Problem to work on
When a line in the entries below contains "table", tally it; give the tally with nothing added.

Extracted material
####

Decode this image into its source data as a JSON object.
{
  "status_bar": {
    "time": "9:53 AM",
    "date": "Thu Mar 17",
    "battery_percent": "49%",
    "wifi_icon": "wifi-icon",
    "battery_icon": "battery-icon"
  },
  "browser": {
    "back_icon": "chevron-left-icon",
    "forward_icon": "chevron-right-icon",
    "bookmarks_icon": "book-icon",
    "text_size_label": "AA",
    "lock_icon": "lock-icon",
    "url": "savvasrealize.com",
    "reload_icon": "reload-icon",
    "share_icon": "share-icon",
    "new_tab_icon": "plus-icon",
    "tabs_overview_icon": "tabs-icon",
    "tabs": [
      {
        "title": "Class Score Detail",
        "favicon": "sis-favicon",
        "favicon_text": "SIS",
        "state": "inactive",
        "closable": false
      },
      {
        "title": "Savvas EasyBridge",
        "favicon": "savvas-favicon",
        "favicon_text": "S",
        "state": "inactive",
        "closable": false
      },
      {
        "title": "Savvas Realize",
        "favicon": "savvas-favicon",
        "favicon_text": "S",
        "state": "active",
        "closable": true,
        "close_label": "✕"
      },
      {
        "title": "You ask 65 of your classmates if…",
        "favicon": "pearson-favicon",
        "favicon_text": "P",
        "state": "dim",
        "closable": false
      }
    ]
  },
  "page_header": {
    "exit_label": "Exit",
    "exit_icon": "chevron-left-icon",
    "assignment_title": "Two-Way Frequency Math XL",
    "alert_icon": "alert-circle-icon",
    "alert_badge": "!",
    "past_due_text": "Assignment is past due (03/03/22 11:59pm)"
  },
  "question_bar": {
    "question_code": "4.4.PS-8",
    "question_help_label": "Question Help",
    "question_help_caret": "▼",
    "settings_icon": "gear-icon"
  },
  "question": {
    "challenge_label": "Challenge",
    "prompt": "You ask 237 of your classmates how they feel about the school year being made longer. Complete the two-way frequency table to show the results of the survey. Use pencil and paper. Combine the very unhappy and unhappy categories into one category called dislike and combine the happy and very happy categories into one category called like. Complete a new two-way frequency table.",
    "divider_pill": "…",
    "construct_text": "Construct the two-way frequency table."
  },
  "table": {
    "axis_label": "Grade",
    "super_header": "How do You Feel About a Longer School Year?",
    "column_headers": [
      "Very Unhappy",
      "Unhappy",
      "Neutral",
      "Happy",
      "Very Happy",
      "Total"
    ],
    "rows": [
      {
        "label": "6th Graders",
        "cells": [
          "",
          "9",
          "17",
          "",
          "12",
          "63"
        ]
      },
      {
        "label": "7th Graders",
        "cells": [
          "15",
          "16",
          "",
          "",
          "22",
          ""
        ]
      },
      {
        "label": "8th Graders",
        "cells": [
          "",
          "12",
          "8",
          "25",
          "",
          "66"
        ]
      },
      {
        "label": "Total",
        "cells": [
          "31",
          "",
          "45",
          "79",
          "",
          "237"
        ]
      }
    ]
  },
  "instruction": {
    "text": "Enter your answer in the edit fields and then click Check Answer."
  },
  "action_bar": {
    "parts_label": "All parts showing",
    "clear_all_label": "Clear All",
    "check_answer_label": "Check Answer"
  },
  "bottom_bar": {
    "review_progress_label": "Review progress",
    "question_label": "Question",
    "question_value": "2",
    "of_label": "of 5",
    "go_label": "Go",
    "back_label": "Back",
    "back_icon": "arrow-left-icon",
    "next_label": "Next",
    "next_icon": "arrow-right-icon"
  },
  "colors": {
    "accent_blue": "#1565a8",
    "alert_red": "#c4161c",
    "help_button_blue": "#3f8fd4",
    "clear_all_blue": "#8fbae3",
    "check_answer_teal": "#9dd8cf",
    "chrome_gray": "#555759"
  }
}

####

Written answer
3